The senior diplomat was awaiting the outcome of the American elections before deciding on a second term.
United Nations Secretary-General Antonio Guterres told the five permanent members of the Security Council on Sunday that he wanted to stay for a second term, according to two diplomats familiar with the matter.
Guterres, a former Portuguese prime minister, is expected to officially brief the president of the United Nations General Assembly soon, the diplomats said, speaking on condition of anonymity as the decision had not yet been made public.
Guterres, 71, took office in January 2017 for a five-year term that ends at the end of that year. Diplomats say Guterres, who managed to avoid Donald Trump’s anger by refraining from criticizing the US president in public, was waiting for the November election results before making a decision.

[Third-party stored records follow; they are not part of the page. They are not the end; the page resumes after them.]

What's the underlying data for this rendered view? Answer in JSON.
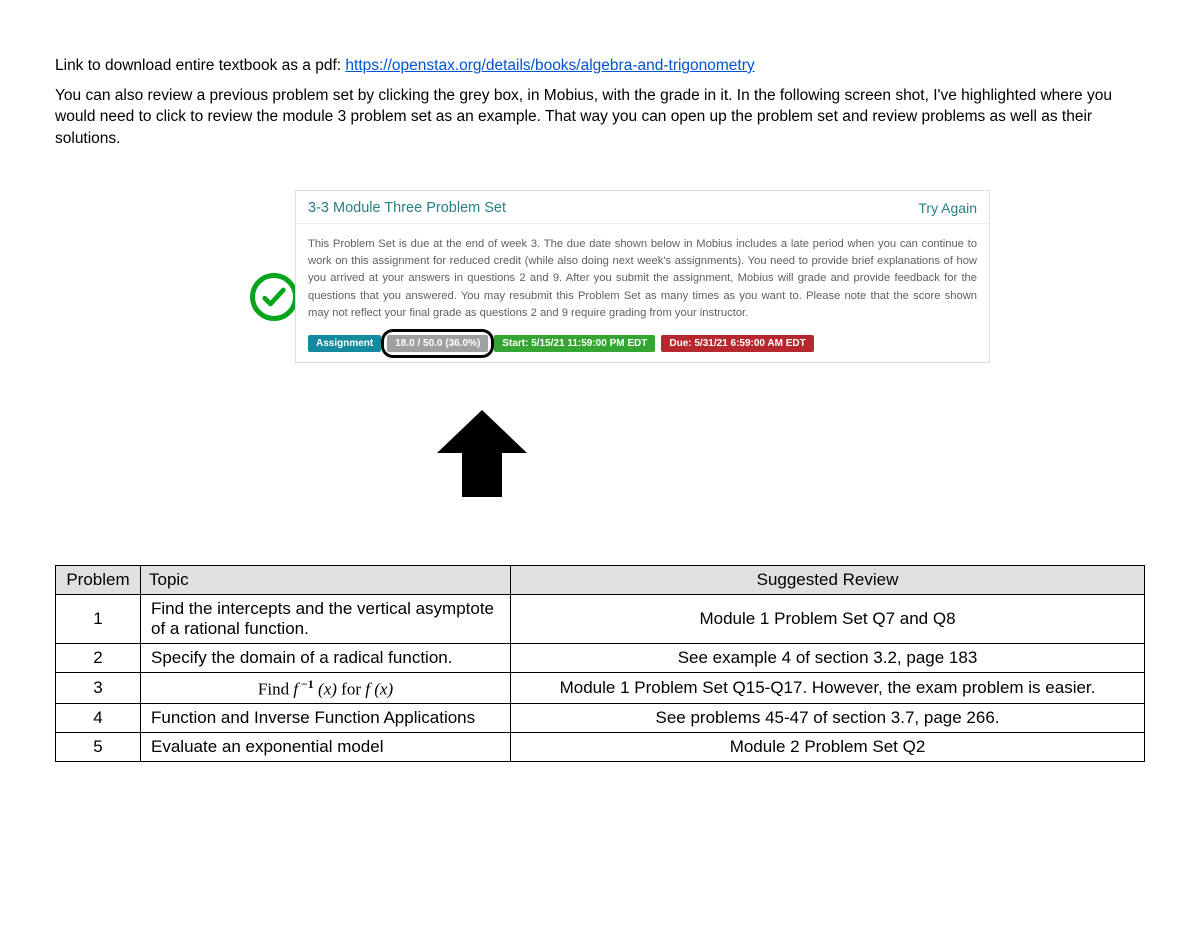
{
  "intro": {
    "prefix": "Link to download entire textbook as a pdf: ",
    "link_text": "https://openstax.org/details/books/algebra-and-trigonometry",
    "link_href": "https://openstax.org/details/books/algebra-and-trigonometry",
    "para2": "You can also review a previous problem set by clicking the grey box, in Mobius, with the grade in it. In the following screen shot, I've highlighted where you would need to click to review the module 3 problem set as an example. That way you can open up the problem set and review problems as well as their solutions."
  },
  "card": {
    "title": "3-3 Module Three Problem Set",
    "try_again": "Try Again",
    "body": "This Problem Set is due at the end of week 3. The due date shown below in Mobius includes a late period when you can continue to work on this assignment for reduced credit (while also doing next week's assignments). You need to provide brief explanations of how you arrived at your answers in questions 2 and 9. After you submit the assignment, Mobius will grade and provide feedback for the questions that you answered. You may resubmit this Problem Set as many times as you want to. Please note that the score shown may not reflect your final grade as questions 2 and 9 require grading from your instructor.",
    "pill_assignment": "Assignment",
    "pill_score": "18.0 / 50.0 (36.0%)",
    "pill_start": "Start: 5/15/21 11:59:00 PM EDT",
    "pill_due": "Due: 5/31/21 6:59:00 AM EDT"
  },
  "table": {
    "headers": {
      "problem": "Problem",
      "topic": "Topic",
      "review": "Suggested Review"
    },
    "rows": [
      {
        "n": "1",
        "topic": "Find the intercepts and the vertical asymptote of a rational function.",
        "review": "Module 1 Problem Set Q7 and Q8"
      },
      {
        "n": "2",
        "topic": "Specify the domain of a radical function.",
        "review": "See example 4 of section 3.2, page 183"
      },
      {
        "n": "3",
        "topic_math": true,
        "review": "Module 1 Problem Set Q15-Q17. However, the exam problem is easier."
      },
      {
        "n": "4",
        "topic": "Function and Inverse Function Applications",
        "review": "See problems 45-47 of section 3.7, page 266."
      },
      {
        "n": "5",
        "topic": "Evaluate an exponential model",
        "review": "Module 2 Problem Set Q2"
      }
    ]
  }
}
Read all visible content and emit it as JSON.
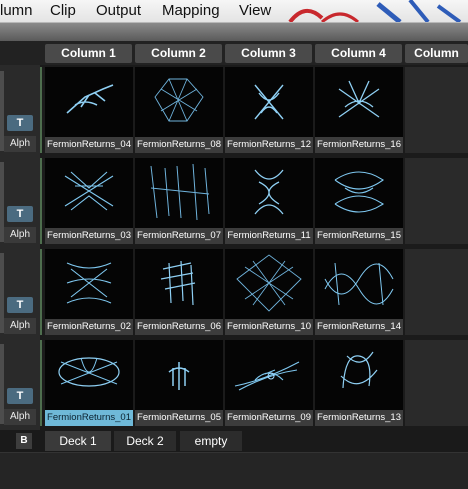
{
  "menu": [
    "lumn",
    "Clip",
    "Output",
    "Mapping",
    "View"
  ],
  "columns": [
    "Column 1",
    "Column 2",
    "Column 3",
    "Column 4",
    "Column"
  ],
  "layer_labels": {
    "t": "T",
    "alph": "Alph"
  },
  "rows": [
    [
      "FermionReturns_04",
      "FermionReturns_08",
      "FermionReturns_12",
      "FermionReturns_16"
    ],
    [
      "FermionReturns_03",
      "FermionReturns_07",
      "FermionReturns_11",
      "FermionReturns_15"
    ],
    [
      "FermionReturns_02",
      "FermionReturns_06",
      "FermionReturns_10",
      "FermionReturns_14"
    ],
    [
      "FermionReturns_01",
      "FermionReturns_05",
      "FermionReturns_09",
      "FermionReturns_13"
    ]
  ],
  "selected_clip": "FermionReturns_01",
  "bottom": {
    "b": "B",
    "decks": [
      "Deck 1",
      "Deck 2",
      "empty"
    ]
  },
  "colors": {
    "accent": "#6fb9d8",
    "clip_stroke": "#7fc8f0"
  }
}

A spokesperson for Guterres did not immediately respond to a request for comment.
Under Trump, the United States has repeatedly clashed with the UN and its organizations, leaving the World Health Organization and angering Security Council members in their efforts to kill what remains of the Iranian multinational nuclear deal. President-elect Joe Biden has pledged to reverse the “go-it-alone” approach by returning to the WHO, seeking to repair the deal with Iran and join the Paris climate accord.
Guterres has made climate change his flagship theme, pushing countries to step up their commitments to reduce carbon emissions. Biden’s administration has signaled the climate will be a top priority and his choice for UN Ambassador Linda Thomas-Greenfield is a seasoned diplomat with experience on four continents.
The most recent UN chiefs have served two terms, and diplomats expected the so-called P5 – Russia, the United States, the United Kingdom, China and France – to back his candidacy upon re-election. Guterres, who has at times been criticized for failing to call on world powers for human rights abuses, has had to go through a turbulent period at the UN as Trump turns away from the global body while China was becoming more and more assertive.
The process for selecting a UN chief has been called opaque, with the five permanent members exerting disproportionate influence over those selected, although the 2016 election was the first to be made more open. Critics also called on the UN to finally appoint its first female chief.
Writing on behalf of a group of 25 countries, Costa Rica and Denmark in December called on the UN to ensure that the “forthcoming selection process” meets “minimum standards of transparency”.